**YOUR TASK**
Could you copy every entry exactly, with nothing changed?

==== EXERCISE INPUTS ====

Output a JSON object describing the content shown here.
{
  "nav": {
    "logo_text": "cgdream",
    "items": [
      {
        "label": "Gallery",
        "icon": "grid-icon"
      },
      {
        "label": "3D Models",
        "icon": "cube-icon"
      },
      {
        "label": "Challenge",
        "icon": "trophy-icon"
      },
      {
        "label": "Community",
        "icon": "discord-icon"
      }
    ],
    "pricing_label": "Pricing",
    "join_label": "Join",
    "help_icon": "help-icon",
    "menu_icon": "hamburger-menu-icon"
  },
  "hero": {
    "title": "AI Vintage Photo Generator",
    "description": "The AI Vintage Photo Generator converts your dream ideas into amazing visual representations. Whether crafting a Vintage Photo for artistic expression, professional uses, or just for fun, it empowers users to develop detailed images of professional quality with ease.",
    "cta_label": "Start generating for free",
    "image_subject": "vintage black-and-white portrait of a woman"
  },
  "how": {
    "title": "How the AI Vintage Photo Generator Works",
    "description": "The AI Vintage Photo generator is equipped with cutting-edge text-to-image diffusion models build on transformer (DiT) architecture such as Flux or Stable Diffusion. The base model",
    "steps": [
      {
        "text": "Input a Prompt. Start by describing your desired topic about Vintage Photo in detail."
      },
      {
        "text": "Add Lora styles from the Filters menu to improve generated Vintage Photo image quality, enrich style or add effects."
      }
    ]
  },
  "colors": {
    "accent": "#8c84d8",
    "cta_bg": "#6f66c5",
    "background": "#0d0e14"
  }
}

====

**YOUR RESPONSE**
Output a JSON object describing the content shown here.
{
  "nav": {
    "logo_text": "cgdream",
    "items": [
      {
        "label": "Gallery",
        "icon": "grid-icon"
      },
      {
        "label": "3D Models",
        "icon": "cube-icon"
      },
      {
        "label": "Challenge",
        "icon": "trophy-icon"
      },
      {
        "label": "Community",
        "icon": "discord-icon"
      }
    ],
    "pricing_label": "Pricing",
    "join_label": "Join",
    "help_icon": "help-icon",
    "menu_icon": "hamburger-menu-icon"
  },
  "hero": {
    "title": "AI Vintage Photo Generator",
    "description": "The AI Vintage Photo Generator converts your dream ideas into amazing visual representations. Whether crafting a Vintage Photo for artistic expression, professional uses, or just for fun, it empowers users to develop detailed images of professional quality with ease.",
    "cta_label": "Start generating for free",
    "image_subject": "vintage black-and-white portrait of a woman"
  },
  "how": {
    "title": "How the AI Vintage Photo Generator Works",
    "description": "The AI Vintage Photo generator is equipped with cutting-edge text-to-image diffusion models build on transformer (DiT) architecture such as Flux or Stable Diffusion. The base model",
    "steps": [
      {
        "text": "Input a Prompt. Start by describing your desired topic about Vintage Photo in detail."
      },
      {
        "text": "Add Lora styles from the Filters menu to improve generated Vintage Photo image quality, enrich style or add effects."
      }
    ]
  },
  "colors": {
    "accent": "#8c84d8",
    "cta_bg": "#6f66c5",
    "background": "#0d0e14"
  }
}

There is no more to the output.